Source data
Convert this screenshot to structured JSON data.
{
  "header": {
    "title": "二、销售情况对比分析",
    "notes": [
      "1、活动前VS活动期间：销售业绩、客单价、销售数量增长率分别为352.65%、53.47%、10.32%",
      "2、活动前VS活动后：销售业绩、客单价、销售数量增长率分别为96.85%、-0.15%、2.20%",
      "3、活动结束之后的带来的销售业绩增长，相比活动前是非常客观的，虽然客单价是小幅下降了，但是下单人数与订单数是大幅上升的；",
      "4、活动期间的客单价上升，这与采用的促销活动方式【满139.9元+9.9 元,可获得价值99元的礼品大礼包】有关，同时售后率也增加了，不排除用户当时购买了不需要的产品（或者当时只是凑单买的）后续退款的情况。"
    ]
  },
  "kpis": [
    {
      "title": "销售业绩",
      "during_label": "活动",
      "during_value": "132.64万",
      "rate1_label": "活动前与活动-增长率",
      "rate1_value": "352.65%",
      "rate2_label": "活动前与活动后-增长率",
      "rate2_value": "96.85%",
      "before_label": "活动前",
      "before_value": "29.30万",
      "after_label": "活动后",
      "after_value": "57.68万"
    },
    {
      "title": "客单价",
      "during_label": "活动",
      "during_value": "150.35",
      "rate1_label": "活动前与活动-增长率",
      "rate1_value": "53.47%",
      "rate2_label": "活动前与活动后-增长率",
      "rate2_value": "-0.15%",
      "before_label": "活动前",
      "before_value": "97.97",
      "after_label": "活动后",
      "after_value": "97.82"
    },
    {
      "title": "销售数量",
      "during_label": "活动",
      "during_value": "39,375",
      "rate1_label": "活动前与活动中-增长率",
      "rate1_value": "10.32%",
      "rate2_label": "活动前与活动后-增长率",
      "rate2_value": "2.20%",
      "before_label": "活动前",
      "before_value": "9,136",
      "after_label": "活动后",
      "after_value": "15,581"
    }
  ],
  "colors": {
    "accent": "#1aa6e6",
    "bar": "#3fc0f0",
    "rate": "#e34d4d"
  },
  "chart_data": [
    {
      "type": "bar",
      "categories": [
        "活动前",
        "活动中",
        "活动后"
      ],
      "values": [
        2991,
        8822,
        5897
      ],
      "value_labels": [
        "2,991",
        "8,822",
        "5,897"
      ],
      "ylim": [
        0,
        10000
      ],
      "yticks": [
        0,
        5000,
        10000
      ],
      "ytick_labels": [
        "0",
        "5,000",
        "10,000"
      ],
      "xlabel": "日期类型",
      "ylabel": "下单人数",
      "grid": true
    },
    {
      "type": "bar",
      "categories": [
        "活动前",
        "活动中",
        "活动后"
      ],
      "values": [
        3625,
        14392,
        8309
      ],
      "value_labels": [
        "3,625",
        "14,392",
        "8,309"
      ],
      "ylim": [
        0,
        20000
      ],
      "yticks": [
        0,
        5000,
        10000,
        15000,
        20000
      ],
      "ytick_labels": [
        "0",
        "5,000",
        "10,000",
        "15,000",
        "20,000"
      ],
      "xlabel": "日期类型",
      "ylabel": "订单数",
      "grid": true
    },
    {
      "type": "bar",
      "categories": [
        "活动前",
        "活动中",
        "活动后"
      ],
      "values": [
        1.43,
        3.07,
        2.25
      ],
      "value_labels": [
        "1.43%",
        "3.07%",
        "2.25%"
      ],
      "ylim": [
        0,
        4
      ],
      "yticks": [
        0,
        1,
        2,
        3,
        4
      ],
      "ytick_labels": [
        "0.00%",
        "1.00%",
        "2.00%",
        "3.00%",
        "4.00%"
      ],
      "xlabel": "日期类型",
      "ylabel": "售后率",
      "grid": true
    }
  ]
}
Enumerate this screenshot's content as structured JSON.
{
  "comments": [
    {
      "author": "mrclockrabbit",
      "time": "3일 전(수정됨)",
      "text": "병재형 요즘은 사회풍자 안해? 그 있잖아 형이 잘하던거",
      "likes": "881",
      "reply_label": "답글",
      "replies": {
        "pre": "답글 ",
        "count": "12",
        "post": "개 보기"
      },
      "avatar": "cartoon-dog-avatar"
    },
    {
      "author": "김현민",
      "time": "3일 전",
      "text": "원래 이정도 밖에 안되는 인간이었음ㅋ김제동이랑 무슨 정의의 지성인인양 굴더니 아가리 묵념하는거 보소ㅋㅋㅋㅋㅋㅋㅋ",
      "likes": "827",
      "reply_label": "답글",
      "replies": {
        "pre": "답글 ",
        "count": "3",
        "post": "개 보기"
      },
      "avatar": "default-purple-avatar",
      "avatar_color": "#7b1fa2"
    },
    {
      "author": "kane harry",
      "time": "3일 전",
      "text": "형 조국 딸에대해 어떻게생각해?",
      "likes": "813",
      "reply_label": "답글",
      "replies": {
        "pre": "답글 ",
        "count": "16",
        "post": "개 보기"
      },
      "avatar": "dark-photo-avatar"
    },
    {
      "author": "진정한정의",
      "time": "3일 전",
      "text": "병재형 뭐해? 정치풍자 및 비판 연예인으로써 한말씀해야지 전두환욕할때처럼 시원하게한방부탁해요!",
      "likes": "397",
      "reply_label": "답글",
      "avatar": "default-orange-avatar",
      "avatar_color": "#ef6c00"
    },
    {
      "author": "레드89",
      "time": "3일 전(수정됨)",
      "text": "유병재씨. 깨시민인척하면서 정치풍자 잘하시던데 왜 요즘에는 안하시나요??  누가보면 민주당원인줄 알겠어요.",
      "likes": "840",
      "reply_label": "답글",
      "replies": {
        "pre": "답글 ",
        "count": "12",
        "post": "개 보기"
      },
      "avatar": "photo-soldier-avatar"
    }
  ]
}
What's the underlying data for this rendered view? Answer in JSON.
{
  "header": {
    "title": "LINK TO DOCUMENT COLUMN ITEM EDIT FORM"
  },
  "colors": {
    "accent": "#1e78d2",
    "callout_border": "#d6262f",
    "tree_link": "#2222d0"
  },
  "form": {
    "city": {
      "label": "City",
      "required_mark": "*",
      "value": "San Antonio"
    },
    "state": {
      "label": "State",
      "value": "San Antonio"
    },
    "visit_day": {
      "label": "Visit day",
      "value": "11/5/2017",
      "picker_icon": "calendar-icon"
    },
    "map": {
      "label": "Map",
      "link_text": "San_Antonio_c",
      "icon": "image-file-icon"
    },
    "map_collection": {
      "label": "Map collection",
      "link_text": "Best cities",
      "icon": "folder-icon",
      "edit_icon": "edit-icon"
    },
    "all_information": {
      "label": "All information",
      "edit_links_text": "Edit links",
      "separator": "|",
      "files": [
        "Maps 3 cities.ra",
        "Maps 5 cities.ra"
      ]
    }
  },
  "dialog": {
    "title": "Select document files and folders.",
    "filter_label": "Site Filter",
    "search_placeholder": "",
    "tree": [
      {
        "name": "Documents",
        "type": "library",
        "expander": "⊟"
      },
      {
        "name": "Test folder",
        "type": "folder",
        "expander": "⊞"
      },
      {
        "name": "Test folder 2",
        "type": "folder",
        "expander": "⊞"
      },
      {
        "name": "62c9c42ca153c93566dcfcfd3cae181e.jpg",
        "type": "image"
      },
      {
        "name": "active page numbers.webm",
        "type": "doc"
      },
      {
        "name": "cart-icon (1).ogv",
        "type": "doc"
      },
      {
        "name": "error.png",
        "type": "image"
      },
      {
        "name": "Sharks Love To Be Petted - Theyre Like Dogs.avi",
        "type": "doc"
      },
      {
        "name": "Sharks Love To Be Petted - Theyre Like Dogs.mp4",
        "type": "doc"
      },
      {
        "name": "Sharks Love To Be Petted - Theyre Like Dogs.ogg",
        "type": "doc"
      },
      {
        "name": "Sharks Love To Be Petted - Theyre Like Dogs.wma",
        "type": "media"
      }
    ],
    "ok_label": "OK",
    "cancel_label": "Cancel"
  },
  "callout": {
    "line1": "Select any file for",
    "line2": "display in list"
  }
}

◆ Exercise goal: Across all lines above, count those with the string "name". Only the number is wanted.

◆ Solved problem: 11